*What is needed*. Please copy each line below that contains the string "トレード数".

>>

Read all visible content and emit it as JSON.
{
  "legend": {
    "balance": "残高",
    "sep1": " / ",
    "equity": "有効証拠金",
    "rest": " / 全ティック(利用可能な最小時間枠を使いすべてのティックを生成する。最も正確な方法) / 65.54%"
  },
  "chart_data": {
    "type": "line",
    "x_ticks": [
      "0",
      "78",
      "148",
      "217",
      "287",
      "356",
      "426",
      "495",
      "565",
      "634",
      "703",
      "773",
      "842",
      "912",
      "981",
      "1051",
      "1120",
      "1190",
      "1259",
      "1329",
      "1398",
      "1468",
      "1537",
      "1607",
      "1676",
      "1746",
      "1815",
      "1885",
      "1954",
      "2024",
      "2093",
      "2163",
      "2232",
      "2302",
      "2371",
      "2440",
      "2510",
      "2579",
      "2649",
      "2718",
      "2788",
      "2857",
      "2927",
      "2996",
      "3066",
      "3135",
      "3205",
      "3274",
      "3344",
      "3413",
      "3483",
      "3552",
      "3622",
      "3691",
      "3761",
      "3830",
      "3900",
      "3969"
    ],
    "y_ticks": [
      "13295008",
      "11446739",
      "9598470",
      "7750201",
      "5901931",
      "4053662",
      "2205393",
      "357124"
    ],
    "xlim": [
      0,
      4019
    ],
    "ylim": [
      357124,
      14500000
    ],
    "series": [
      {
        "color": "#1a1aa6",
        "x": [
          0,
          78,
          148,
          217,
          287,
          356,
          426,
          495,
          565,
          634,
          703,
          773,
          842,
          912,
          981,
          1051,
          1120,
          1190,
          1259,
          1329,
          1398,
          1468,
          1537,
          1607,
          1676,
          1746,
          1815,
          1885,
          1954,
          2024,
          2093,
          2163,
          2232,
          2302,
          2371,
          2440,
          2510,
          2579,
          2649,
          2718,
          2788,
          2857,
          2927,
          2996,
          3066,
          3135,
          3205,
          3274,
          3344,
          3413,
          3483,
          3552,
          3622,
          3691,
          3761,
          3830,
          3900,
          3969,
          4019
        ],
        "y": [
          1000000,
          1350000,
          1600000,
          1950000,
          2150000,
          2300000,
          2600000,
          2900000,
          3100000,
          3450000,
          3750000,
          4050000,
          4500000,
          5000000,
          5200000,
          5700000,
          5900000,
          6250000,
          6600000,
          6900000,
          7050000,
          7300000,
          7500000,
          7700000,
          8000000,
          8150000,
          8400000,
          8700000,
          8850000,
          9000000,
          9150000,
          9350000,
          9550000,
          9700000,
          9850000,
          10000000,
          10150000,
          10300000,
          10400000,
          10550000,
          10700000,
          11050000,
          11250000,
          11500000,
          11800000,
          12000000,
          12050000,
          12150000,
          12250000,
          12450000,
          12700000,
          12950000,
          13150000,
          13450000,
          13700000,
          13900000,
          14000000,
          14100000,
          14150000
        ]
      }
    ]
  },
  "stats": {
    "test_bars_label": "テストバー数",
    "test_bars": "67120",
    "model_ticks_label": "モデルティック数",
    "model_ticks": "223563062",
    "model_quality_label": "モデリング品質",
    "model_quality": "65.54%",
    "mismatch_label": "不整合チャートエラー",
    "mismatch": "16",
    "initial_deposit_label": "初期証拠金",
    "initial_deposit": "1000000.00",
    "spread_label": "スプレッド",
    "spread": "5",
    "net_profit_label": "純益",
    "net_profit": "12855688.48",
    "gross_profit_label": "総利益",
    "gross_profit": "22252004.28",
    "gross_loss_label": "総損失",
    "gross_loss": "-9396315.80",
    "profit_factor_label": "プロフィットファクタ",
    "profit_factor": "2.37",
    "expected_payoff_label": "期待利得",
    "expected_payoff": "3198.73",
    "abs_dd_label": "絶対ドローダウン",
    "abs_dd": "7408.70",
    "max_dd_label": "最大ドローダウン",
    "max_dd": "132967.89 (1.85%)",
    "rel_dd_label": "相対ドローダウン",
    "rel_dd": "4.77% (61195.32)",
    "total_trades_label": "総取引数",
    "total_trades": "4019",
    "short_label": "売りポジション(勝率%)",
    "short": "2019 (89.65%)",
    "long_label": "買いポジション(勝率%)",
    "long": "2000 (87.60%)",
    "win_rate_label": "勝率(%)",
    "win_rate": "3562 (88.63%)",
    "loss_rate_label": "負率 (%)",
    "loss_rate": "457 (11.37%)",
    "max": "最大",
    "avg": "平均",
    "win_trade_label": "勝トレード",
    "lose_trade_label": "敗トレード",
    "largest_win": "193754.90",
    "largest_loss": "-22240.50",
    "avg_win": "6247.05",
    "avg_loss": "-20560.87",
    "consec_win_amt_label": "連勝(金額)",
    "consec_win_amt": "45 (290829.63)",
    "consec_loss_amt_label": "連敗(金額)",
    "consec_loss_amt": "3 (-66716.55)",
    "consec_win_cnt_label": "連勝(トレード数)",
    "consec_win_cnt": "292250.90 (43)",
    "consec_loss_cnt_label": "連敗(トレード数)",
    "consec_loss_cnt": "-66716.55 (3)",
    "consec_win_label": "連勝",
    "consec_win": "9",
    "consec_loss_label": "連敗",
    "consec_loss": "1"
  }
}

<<

*Answer to the exercise*.
    "consec_win_cnt_label": "連勝(トレード数)",
    "consec_loss_cnt_label": "連敗(トレード数)",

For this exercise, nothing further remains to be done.